Here’s the top 10 (and their launch dates) according to AdAge:
- The Morton Salt Umbrella Girl (1914)
- Betty Crocker (1921)
- Miss Chiquita (1944 – revamped in 1987)
- Rosie the Riveter (1943)
- Josephine the Plumber (1963)
- Mrs. Olson (1963)
- Madge the Manicurist (1966)
- Rosie the Waitress (1970)
- Clara Peller (1984)
- Flo (2008)
(You can view the full details here)
While Flo, the only icon on this list from the 21st century, may seem out of place here in comparison to the classic, it is easy to see, having watched any number of the Progressive commercials featuring Flo, her presence on this list is entirely justified. She has a whole host of likeable, memorable, and entertaining qualities, most notably her peppy attitude, sense of humor, and her signature style – her all-white uniform, cherry red lipstick, thick black eyeliner, and teased hair. Visually speaking, Flo’s style plays into the idea of the great classics that came before her, as she appears to be a modern take on the classic vintage style, and arguably, a 21st century version of Josephine the Plumber. Considering all this, Flo seems right at home on this list.

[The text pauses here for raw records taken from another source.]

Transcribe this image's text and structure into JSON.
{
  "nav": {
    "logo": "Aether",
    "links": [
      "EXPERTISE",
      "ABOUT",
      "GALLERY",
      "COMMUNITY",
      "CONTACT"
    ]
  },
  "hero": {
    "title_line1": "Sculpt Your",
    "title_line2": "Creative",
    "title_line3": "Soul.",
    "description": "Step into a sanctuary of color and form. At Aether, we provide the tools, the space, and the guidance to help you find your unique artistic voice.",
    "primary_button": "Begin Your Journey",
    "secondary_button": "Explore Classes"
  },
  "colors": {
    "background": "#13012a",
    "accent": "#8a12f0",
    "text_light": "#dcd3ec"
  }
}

AdAge’s list is a great start to summing up the most iconic female characters from ad campaigns, but there are a few more popular ladies who were noticeably left out. Here are our additions:

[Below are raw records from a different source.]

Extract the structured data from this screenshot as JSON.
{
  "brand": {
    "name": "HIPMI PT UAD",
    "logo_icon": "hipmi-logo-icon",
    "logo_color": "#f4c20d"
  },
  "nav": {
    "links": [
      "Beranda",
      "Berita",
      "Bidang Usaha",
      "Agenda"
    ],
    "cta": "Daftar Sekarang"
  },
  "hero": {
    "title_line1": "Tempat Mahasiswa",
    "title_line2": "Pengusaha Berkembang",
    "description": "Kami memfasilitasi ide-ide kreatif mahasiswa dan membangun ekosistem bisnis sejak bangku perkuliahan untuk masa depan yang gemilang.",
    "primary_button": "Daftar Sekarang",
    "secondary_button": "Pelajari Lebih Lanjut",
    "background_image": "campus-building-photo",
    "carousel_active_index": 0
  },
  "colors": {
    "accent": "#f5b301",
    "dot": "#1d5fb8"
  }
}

1. Little Debbie (launched in 1960)
The Little Debbie brand was launched in 1960 when McKee Foods founder O.D. McKee couldn’t decide what to name their newest brand of snack products. McKee was inspired by a photo of his granddaughter Debbie which they used as the inspiration behind their logo. Fun fact: McKee didn’t even tell Debbie’s parents that he was using her name and image as his newest marketing strategy – they found out later when they saw the packages being printed. Little Debbie is an icon that is just as recognizable as many of the women who did make the list.
2. Aunt Jemima (launched in 1889)

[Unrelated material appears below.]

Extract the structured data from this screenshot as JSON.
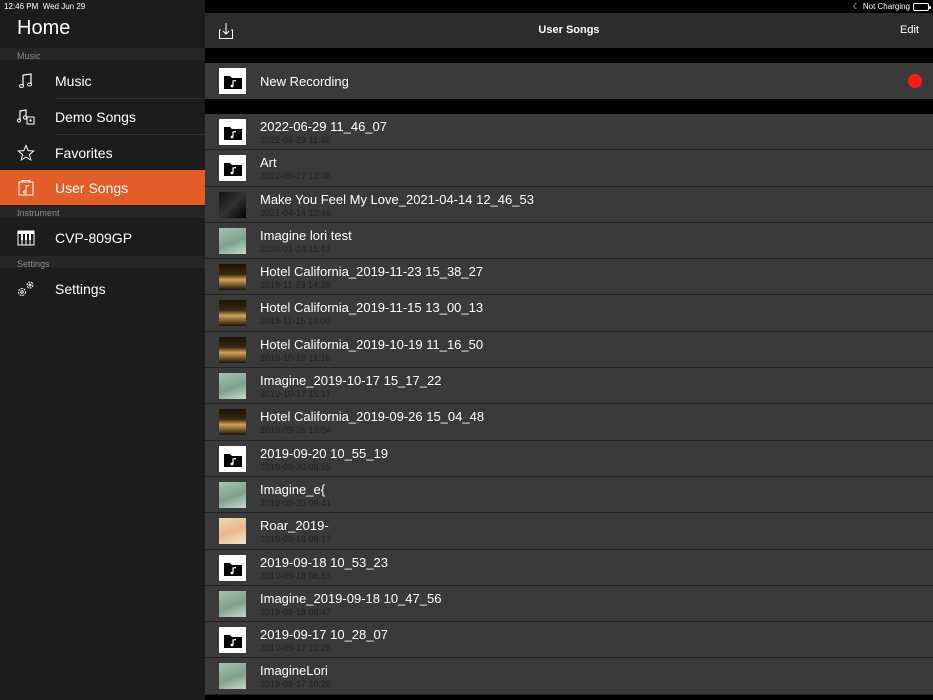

Aunt Jemima pancake mix has been enjoyed by the public since 1889. The inspiration behind the Aunt Jemima brand was a song called “Old Aunt Jemima” written in 1875 that was often performed at minstrel shows. When the original founders sold their company to the Randolph Truett Davis Milling Company in 1890, they hired Nancy Green to be the spokesperson. Anyone who has ever been to a grocery store (whether you like pancakes or not) recognizes Aunt Jemima, making her a noteworthy character to add to the list.
3. The Coppertone Girl (launched in 1953 and revamped in 1959)
The adorable image of the Coppertone sunscreen girl and the Cocker Spaniel tugging on her swimsuit bottoms is certainly a symbol of summer as well as yet another great example of females in advertising. Originally, the logo for the popular sunscreen brand was an Indian Chief, but in 1953 they changed it to the little girl that makes us all say “Aww.” In 1959 the cartoon was re-drawn when the original was destroyed in a fire. She was also played by a young Jodie Foster making her debut on TV in 1965.
4. The Green M&M (launched in 1997)
The Green M&M was the first female character to be used in the M&Ms commercials, putting a new twist on how everyone saw the popular candy. She became a contrast to her fellow M&Ms – Yellow, Red, and Blue – with her feminine and somewhat seductive personality. Launched 15 years ago, the Green M&M is still a well-known character, and despite the launch of a new female M&M, Ms. Brown, the Green M&M holds a special place in everyone’s hearts.
Are there any other famous female ad icons that we missed? Let us know in the comments below!
Featured image via @ItsFlo